(SOURCE MATERIAL Opens)
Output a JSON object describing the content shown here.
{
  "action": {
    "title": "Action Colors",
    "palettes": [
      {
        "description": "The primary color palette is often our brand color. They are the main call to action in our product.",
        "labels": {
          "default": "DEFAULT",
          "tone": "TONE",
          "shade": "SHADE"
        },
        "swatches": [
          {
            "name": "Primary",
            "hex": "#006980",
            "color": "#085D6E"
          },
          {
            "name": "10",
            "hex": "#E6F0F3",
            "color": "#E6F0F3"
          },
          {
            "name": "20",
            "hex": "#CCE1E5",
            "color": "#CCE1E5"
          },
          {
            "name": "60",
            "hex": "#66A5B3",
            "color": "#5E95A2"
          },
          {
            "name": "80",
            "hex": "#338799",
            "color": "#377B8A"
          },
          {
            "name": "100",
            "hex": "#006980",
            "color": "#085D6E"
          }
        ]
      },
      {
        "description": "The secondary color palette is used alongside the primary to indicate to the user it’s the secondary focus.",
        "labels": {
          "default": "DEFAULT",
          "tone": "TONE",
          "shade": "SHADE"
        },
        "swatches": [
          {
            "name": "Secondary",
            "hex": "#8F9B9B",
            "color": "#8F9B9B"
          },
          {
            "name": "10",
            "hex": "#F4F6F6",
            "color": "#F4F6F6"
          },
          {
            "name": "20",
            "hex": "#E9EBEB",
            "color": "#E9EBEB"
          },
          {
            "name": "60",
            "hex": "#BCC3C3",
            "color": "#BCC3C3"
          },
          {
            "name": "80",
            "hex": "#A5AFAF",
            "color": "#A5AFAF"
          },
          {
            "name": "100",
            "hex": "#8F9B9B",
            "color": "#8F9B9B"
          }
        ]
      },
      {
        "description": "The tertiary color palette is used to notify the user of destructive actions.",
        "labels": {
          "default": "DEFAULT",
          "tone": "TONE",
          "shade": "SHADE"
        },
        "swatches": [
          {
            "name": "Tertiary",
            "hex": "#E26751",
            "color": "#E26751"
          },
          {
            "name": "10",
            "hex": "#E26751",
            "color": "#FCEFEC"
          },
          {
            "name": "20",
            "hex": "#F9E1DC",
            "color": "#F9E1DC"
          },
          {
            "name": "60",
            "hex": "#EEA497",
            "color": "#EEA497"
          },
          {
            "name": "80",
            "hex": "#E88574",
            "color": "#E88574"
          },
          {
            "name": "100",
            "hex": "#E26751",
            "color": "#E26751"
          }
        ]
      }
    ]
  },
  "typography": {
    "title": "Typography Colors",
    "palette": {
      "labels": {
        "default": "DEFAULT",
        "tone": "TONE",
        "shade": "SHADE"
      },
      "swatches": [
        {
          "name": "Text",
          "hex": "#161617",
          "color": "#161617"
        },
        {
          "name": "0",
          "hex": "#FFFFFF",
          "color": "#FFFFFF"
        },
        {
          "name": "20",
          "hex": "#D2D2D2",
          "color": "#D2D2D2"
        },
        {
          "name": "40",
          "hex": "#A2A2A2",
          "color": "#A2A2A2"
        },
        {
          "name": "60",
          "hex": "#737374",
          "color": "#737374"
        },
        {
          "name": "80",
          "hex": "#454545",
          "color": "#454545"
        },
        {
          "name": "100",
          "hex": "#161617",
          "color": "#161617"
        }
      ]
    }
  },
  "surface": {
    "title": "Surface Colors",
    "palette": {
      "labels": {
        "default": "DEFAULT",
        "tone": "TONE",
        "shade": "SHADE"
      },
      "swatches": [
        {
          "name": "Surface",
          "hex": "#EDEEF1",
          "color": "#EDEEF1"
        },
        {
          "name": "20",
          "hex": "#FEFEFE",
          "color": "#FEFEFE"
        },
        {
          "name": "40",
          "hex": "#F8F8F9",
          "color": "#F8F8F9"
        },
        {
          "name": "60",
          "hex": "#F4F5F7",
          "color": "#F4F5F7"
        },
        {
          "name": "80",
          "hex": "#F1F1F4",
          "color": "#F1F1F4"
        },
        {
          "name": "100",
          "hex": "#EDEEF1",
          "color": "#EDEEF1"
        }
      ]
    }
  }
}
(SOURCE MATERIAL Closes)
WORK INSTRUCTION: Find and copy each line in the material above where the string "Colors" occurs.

EXERCISE ANSWER:
    "title": "Action Colors",
    "title": "Typography Colors",
    "title": "Surface Colors",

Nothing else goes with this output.